[Task brief]
Pick out each line below containing "arrow".

[Source data]
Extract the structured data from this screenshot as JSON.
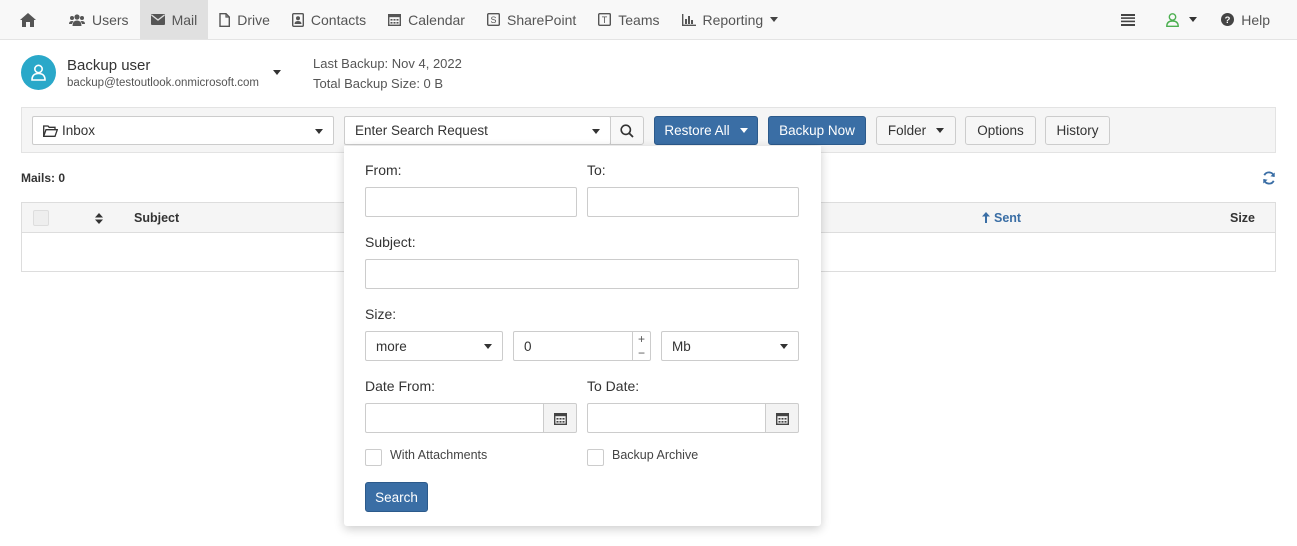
{
  "nav": {
    "items": [
      {
        "label": "Users",
        "icon": "users-icon"
      },
      {
        "label": "Mail",
        "icon": "envelope-icon"
      },
      {
        "label": "Drive",
        "icon": "file-icon"
      },
      {
        "label": "Contacts",
        "icon": "contact-card-icon"
      },
      {
        "label": "Calendar",
        "icon": "calendar-icon"
      },
      {
        "label": "SharePoint",
        "icon": "sharepoint-icon"
      },
      {
        "label": "Teams",
        "icon": "teams-icon"
      },
      {
        "label": "Reporting",
        "icon": "bar-chart-icon"
      }
    ],
    "active": "Mail",
    "sharepoint_glyph": "S",
    "teams_glyph": "T",
    "help_label": "Help"
  },
  "user": {
    "name": "Backup user",
    "email": "backup@testoutlook.onmicrosoft.com",
    "last_backup": "Last Backup: Nov 4, 2022",
    "total_size": "Total Backup Size: 0 B"
  },
  "toolbar": {
    "folder_value": "Inbox",
    "search_placeholder": "Enter Search Request",
    "restore_all": "Restore All",
    "backup_now": "Backup Now",
    "folder": "Folder",
    "options": "Options",
    "history": "History"
  },
  "mails_count": "Mails: 0",
  "table": {
    "columns": {
      "subject": "Subject",
      "sent": "Sent",
      "size": "Size"
    }
  },
  "search_panel": {
    "from_label": "From:",
    "to_label": "To:",
    "subject_label": "Subject:",
    "size_label": "Size:",
    "size_compare": "more",
    "size_value": "0",
    "size_unit": "Mb",
    "stepper_plus": "+",
    "stepper_minus": "−",
    "date_from_label": "Date From:",
    "to_date_label": "To Date:",
    "with_attachments": "With Attachments",
    "backup_archive": "Backup Archive",
    "search_button": "Search"
  },
  "colors": {
    "primary": "#3a6ea5",
    "avatar": "#2aa8c9",
    "user_icon": "#4caf50"
  }
}
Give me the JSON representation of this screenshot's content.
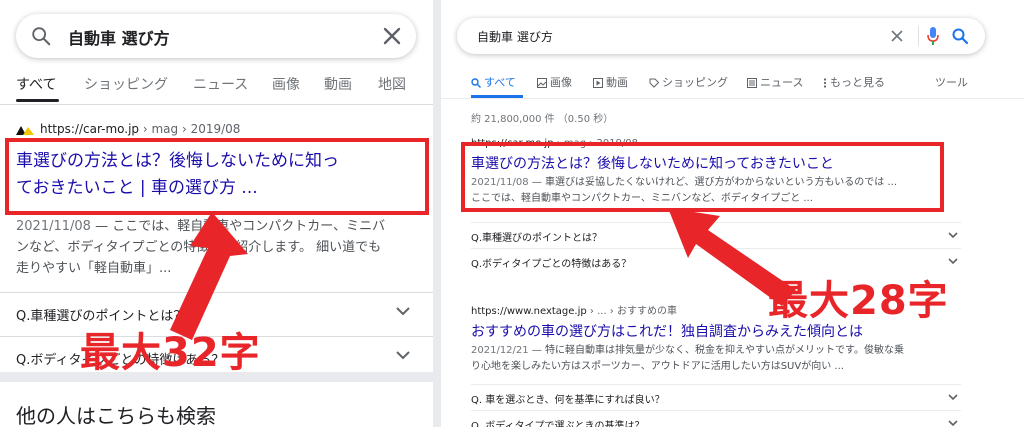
{
  "mobile": {
    "search": {
      "query": "自動車 選び方"
    },
    "tabs": [
      "すべて",
      "ショッピング",
      "ニュース",
      "画像",
      "動画",
      "地図"
    ],
    "result": {
      "cite_domain": "https://car-mo.jp",
      "cite_path": " › mag › 2019/08",
      "title_line1": "車選びの方法とは？後悔しないために知っ",
      "title_line2": "ておきたいこと | 車の選び方 ...",
      "date": "2021/11/08",
      "snippet_line1": " — ここでは、軽自動車やコンパクトカー、ミニバ",
      "snippet_line2": "ンなど、ボディタイプごとの特徴をご紹介します。 細い道でも",
      "snippet_line3": "走りやすい「軽自動車」..."
    },
    "faq": [
      "Q.車種選びのポイントとは？",
      "Q.ボディタイプごとの特徴はある？"
    ],
    "bottom_heading": "他の人はこちらも検索"
  },
  "desktop": {
    "search": {
      "query": "自動車 選び方"
    },
    "tabs": [
      "すべて",
      "画像",
      "動画",
      "ショッピング",
      "ニュース",
      "もっと見る",
      "ツール"
    ],
    "stats": "約 21,800,000 件 （0.50 秒）",
    "result1": {
      "cite_domain": "https://car-mo.jp",
      "cite_path": " › mag › 2019/08",
      "title": "車選びの方法とは？後悔しないために知っておきたいこと",
      "date": "2021/11/08",
      "snippet_line1": " — 車選びは妥協したくないけれど、選び方がわからないという方もいるのでは ...",
      "snippet_line2": "ここでは、軽自動車やコンパクトカー、ミニバンなど、ボディタイプごと ..."
    },
    "faq1": [
      "Q.車種選びのポイントとは？",
      "Q.ボディタイプごとの特徴はある？"
    ],
    "result2": {
      "cite_domain": "https://www.nextage.jp",
      "cite_path": " › ... › おすすめの車",
      "title": "おすすめの車の選び方はこれだ！独自調査からみえた傾向とは",
      "date": "2021/12/21",
      "snippet_line1": " — 特に軽自動車は排気量が少なく、税金を抑えやすい点がメリットです。俊敏な乗",
      "snippet_line2": "り心地を楽しみたい方はスポーツカー、アウトドアに活用したい方はSUVが向い ..."
    },
    "faq2": [
      "Q. 車を選ぶとき、何を基準にすれば良い？",
      "Q. ボディタイプで選ぶときの基準は？"
    ]
  },
  "annotations": {
    "left_label": "最大32字",
    "right_label": "最大28字",
    "color": "#e8262a"
  },
  "colors": {
    "link": "#1a0dab",
    "accent": "#1a73e8",
    "text": "#202124",
    "snippet": "#4d5156"
  }
}
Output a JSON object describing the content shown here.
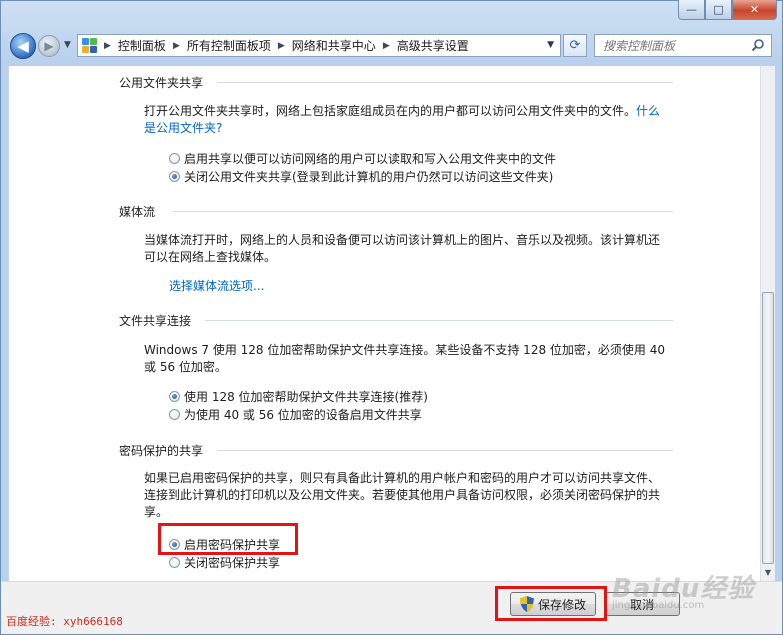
{
  "window": {
    "minimize": "—",
    "maximize": "□",
    "close": "✕"
  },
  "nav": {
    "back": "◀",
    "forward": "▶",
    "dropdown": "▼"
  },
  "address": {
    "crumbs": [
      "控制面板",
      "所有控制面板项",
      "网络和共享中心",
      "高级共享设置"
    ],
    "arrow": "▶",
    "dropdown": "▼"
  },
  "refresh": "⟳",
  "search": {
    "placeholder": "搜索控制面板"
  },
  "sections": {
    "public_folder": {
      "title": "公用文件夹共享",
      "desc_line1": "打开公用文件夹共享时，网络上包括家庭组成员在内的用户都可以访问公用文件夹中的文件。",
      "link_part1": "什么",
      "link_part2": "是公用文件夹?",
      "opt_on": "启用共享以便可以访问网络的用户可以读取和写入公用文件夹中的文件",
      "opt_off": "关闭公用文件夹共享(登录到此计算机的用户仍然可以访问这些文件夹)"
    },
    "media_stream": {
      "title": "媒体流",
      "desc_line1": "当媒体流打开时，网络上的人员和设备便可以访问该计算机上的图片、音乐以及视频。该计算机还",
      "desc_line2": "可以在网络上查找媒体。",
      "link": "选择媒体流选项..."
    },
    "file_sharing": {
      "title": "文件共享连接",
      "desc_line1": "Windows 7 使用 128 位加密帮助保护文件共享连接。某些设备不支持 128 位加密，必须使用 40",
      "desc_line2": "或 56 位加密。",
      "opt_128": "使用 128 位加密帮助保护文件共享连接(推荐)",
      "opt_40": "为使用 40 或 56 位加密的设备启用文件共享"
    },
    "password": {
      "title": "密码保护的共享",
      "desc_line1": "如果已启用密码保护的共享，则只有具备此计算机的用户帐户和密码的用户才可以访问共享文件、",
      "desc_line2": "连接到此计算机的打印机以及公用文件夹。若要使其他用户具备访问权限，必须关闭密码保护的共",
      "desc_line3": "享。",
      "opt_on": "启用密码保护共享",
      "opt_off": "关闭密码保护共享"
    }
  },
  "buttons": {
    "save": "保存修改",
    "cancel": "取消"
  },
  "watermark": {
    "left": "百度经验: xyh666168",
    "right": "Baidu经验",
    "right_sub": "jingyan.baidu.com"
  },
  "colors": {
    "link": "#0066cc",
    "highlight": "#e21414"
  }
}
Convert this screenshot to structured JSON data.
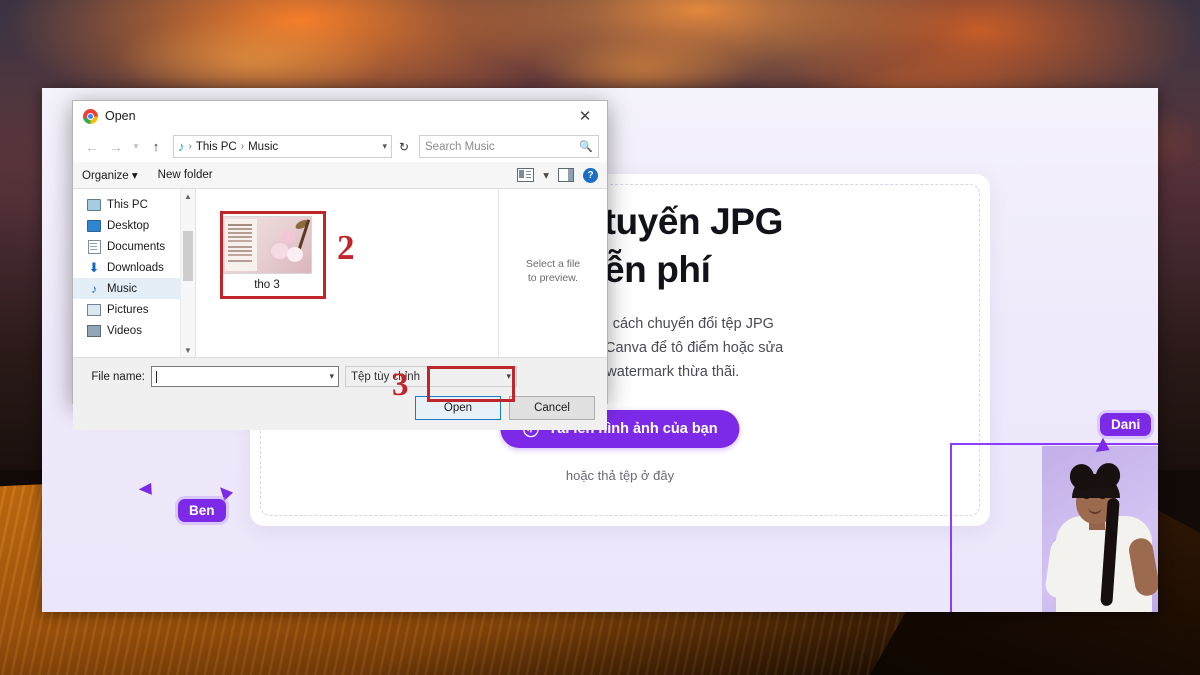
{
  "wallpaper": {
    "description": "fiery-orange-cloudy-sky-over-sand-dune"
  },
  "browser_page": {
    "heading": "…đổi trực tuyến JPG …F miễn phí",
    "heading_line1": "đổi trực tuyến JPG",
    "heading_line2": "F miễn phí",
    "paragraph_line1": "ng lượng lưu trữ bằng cách chuyển đổi tệp JPG",
    "paragraph_line2": "ảnh PDF miễn phí của Canva để tô điểm hoặc sửa",
    "paragraph_line3": "g hay phải lo về watermark thừa thãi.",
    "upload_button": "Tải lên hình ảnh của bạn",
    "upload_icon": "cloud-upload-icon",
    "drop_hint": "hoặc thả tệp ở đây",
    "accent_color": "#7d2ae8",
    "collaborators": [
      {
        "name": "Dani",
        "cursor_color": "#7d2ae8"
      },
      {
        "name": "Ben",
        "cursor_color": "#7d2ae8"
      }
    ]
  },
  "dialog": {
    "title": "Open",
    "title_icon": "chrome-icon",
    "close_label": "✕",
    "nav": {
      "back_icon": "arrow-left-icon",
      "forward_icon": "arrow-right-icon",
      "recent_icon": "chevron-down-icon",
      "up_icon": "arrow-up-icon",
      "breadcrumb_icon": "music-note-icon",
      "breadcrumb": [
        "This PC",
        "Music"
      ],
      "separator": "›",
      "dropdown_icon": "chevron-down-icon",
      "refresh_icon": "↻",
      "search_placeholder": "Search Music",
      "search_value": "",
      "search_icon": "magnifier-icon"
    },
    "toolbar": {
      "organize": "Organize",
      "organize_caret": "▾",
      "new_folder": "New folder",
      "view_icon": "view-layout-icon",
      "view_caret": "▾",
      "pane_icon": "preview-pane-icon",
      "help_icon": "help-icon",
      "help_glyph": "?"
    },
    "sidebar": [
      {
        "label": "This PC",
        "icon": "this-pc-icon",
        "selected": false
      },
      {
        "label": "Desktop",
        "icon": "desktop-icon",
        "selected": false
      },
      {
        "label": "Documents",
        "icon": "documents-icon",
        "selected": false
      },
      {
        "label": "Downloads",
        "icon": "downloads-icon",
        "selected": false
      },
      {
        "label": "Music",
        "icon": "music-icon",
        "selected": true
      },
      {
        "label": "Pictures",
        "icon": "pictures-icon",
        "selected": false
      },
      {
        "label": "Videos",
        "icon": "videos-icon",
        "selected": false
      }
    ],
    "files": [
      {
        "name": "tho 3",
        "icon": "image-thumbnail"
      }
    ],
    "preview": {
      "line1": "Select a file",
      "line2": "to preview."
    },
    "filename": {
      "label": "File name:",
      "value": "",
      "caret": true,
      "dropdown_icon": "chevron-down-icon"
    },
    "filter": {
      "value": "Tệp tùy chỉnh",
      "dropdown_icon": "chevron-down-icon"
    },
    "buttons": {
      "open": "Open",
      "cancel": "Cancel"
    }
  },
  "annotations": [
    {
      "number": "2",
      "target": "file-thumbnail"
    },
    {
      "number": "3",
      "target": "open-button"
    }
  ],
  "colors": {
    "annotation_red": "#c0252c",
    "canva_purple": "#7d2ae8",
    "focus_blue": "#1a7cc4"
  }
}
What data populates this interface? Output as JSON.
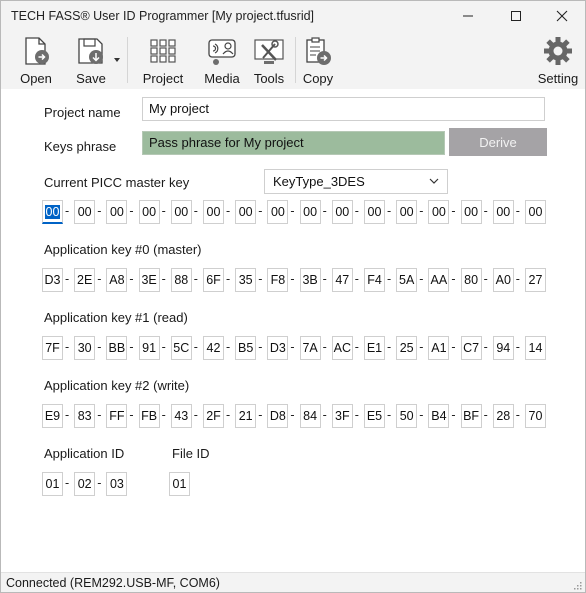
{
  "window": {
    "title": "TECH FASS® User ID Programmer [My project.tfusrid]"
  },
  "toolbar": {
    "open_label": "Open",
    "save_label": "Save",
    "project_label": "Project",
    "media_label": "Media",
    "tools_label": "Tools",
    "copy_label": "Copy",
    "setting_label": "Setting"
  },
  "form": {
    "project_name_label": "Project name",
    "project_name_value": "My project",
    "keys_phrase_label": "Keys phrase",
    "keys_phrase_value": "Pass phrase for My project",
    "derive_label": "Derive",
    "picc_label": "Current PICC master key",
    "key_type_value": "KeyType_3DES",
    "picc_key": [
      "00",
      "00",
      "00",
      "00",
      "00",
      "00",
      "00",
      "00",
      "00",
      "00",
      "00",
      "00",
      "00",
      "00",
      "00",
      "00"
    ],
    "app_key0_label": "Application key #0 (master)",
    "app_key0": [
      "D3",
      "2E",
      "A8",
      "3E",
      "88",
      "6F",
      "35",
      "F8",
      "3B",
      "47",
      "F4",
      "5A",
      "AA",
      "80",
      "A0",
      "27"
    ],
    "app_key1_label": "Application key #1 (read)",
    "app_key1": [
      "7F",
      "30",
      "BB",
      "91",
      "5C",
      "42",
      "B5",
      "D3",
      "7A",
      "AC",
      "E1",
      "25",
      "A1",
      "C7",
      "94",
      "14"
    ],
    "app_key2_label": "Application key #2 (write)",
    "app_key2": [
      "E9",
      "83",
      "FF",
      "FB",
      "43",
      "2F",
      "21",
      "D8",
      "84",
      "3F",
      "E5",
      "50",
      "B4",
      "BF",
      "28",
      "70"
    ],
    "app_id_label": "Application ID",
    "app_id": [
      "01",
      "02",
      "03"
    ],
    "file_id_label": "File ID",
    "file_id": "01"
  },
  "status": {
    "text": "Connected (REM292.USB-MF, COM6)"
  },
  "icons": [
    "open-icon",
    "save-icon",
    "project-icon",
    "media-icon",
    "tools-icon",
    "copy-icon",
    "setting-icon",
    "minimize-icon",
    "maximize-icon",
    "close-icon",
    "chevron-down-icon",
    "resize-grip-icon"
  ],
  "colors": {
    "phrase_bg": "#9cbb9d",
    "derive_bg": "#a5a3a6",
    "selection": "#0063c6"
  }
}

[Response]
    "arrow": "▶",
      "back_icon": "arrow-left-icon",
      "forward_icon": "arrow-right-icon",
      "up_icon": "arrow-up-icon",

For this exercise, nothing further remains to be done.